This comes as a surprise to both of them. To Yume, she wasn't aware of any real problem with Oyamada. In fact, going by what others have told her, he's become even livelier and open about things since Yume came to live with him for her training. For Oyamada, he had told the Master Chief previously that he believed he hadn't been doing anything wrong since an event in his past and that he's lived his life properly. The Chief of course sees things differently, and so through these final episodes we start to explore some of the past of Oyamada that has him the way he is now. Naturally, there's tragedy involved, but it's explored so well and done with the same style as the rest of this series that it's quite engaging. Yume's attempt to heal him with her powers is a great moment and it plays out beautifully.
Someday's Dreamers is a series that came with little notice, surprised the heck out of us, and ended far too quickly. The show in its short run had a great charm and a wonderful pace to it that simply sucked us in and provided a number of small but very engaging stories about characters that were fun to watch and that you come to like very quickly. The series is not the kind that challenges to become one of the best things you've ever seen, but it works hard to become something that you'll fondly remember when it's over and want to revisit again. Very recommended.
Japanese Language,English Language,English Subtitles,Conceptual Art,Photo Gallery
Panasonic PT50LC13 50" LCD RP HDTV, Panasonic RP-82 Progressive Scan codefree DVD player, Sony STR-DE835 DD/DTS receiver, Monster component cable and Panasonic SB-TP20S Multi-Channel Speaker System With 100-Watt Subwoofer.
Mania Grade: B+
Audio Rating: B+
Video Rating: A
Packaging Rating: N/A
Menus Rating: A-
Extras Rating: B
Age Rating: 13 & Up
Region: 1 - North America

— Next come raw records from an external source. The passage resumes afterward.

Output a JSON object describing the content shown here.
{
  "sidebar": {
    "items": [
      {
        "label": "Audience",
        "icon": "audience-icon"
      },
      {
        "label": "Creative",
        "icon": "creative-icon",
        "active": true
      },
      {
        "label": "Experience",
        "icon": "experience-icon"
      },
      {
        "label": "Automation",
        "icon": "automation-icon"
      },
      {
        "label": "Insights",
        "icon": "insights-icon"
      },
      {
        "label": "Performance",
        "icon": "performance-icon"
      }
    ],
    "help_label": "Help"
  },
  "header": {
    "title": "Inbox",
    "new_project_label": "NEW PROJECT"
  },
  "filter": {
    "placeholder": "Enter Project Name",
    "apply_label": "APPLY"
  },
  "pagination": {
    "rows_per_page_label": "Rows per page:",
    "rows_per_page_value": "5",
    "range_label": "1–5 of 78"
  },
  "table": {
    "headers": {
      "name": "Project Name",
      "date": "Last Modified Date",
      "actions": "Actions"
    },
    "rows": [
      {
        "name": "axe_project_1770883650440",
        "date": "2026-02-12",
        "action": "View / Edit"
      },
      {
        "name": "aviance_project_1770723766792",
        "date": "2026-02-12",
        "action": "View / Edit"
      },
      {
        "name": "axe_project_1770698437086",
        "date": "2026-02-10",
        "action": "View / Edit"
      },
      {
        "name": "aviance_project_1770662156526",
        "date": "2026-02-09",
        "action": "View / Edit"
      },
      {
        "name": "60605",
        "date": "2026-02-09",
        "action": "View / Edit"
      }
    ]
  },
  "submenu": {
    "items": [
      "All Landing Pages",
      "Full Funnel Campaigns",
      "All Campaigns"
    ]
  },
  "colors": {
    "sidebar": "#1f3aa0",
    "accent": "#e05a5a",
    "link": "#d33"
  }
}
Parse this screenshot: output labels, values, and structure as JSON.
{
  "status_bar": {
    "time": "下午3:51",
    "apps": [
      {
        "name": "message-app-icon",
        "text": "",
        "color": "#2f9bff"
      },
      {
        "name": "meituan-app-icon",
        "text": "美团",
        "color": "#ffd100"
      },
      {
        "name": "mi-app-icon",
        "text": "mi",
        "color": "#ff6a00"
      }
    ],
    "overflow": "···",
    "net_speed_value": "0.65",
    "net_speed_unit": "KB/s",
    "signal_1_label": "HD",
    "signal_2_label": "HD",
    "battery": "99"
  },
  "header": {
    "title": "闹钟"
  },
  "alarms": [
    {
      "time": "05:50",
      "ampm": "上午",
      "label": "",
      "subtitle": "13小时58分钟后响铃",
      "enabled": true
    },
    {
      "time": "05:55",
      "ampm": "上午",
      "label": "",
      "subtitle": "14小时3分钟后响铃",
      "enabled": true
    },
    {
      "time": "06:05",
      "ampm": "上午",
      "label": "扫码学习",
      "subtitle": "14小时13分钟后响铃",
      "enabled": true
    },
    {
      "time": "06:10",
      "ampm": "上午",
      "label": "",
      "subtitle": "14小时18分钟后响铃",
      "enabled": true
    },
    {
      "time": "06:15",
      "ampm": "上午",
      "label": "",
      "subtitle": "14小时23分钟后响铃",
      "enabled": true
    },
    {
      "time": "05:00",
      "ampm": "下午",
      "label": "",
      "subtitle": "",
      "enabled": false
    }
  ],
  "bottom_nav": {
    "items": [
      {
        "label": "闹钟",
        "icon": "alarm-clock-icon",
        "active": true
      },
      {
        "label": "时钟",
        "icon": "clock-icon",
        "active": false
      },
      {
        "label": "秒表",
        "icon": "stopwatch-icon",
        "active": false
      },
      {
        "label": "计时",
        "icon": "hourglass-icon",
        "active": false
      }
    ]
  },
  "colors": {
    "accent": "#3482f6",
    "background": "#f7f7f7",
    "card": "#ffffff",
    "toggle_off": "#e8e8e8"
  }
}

Released By: Geneon Entertainment (USA), Inc.
Running time: 100
Aspect Ratio: 1.33:1
Disc Resolution: 480i/p (mixed/unknown)
Disc Encoding: MPEG-2
Series: Someday's Dreamers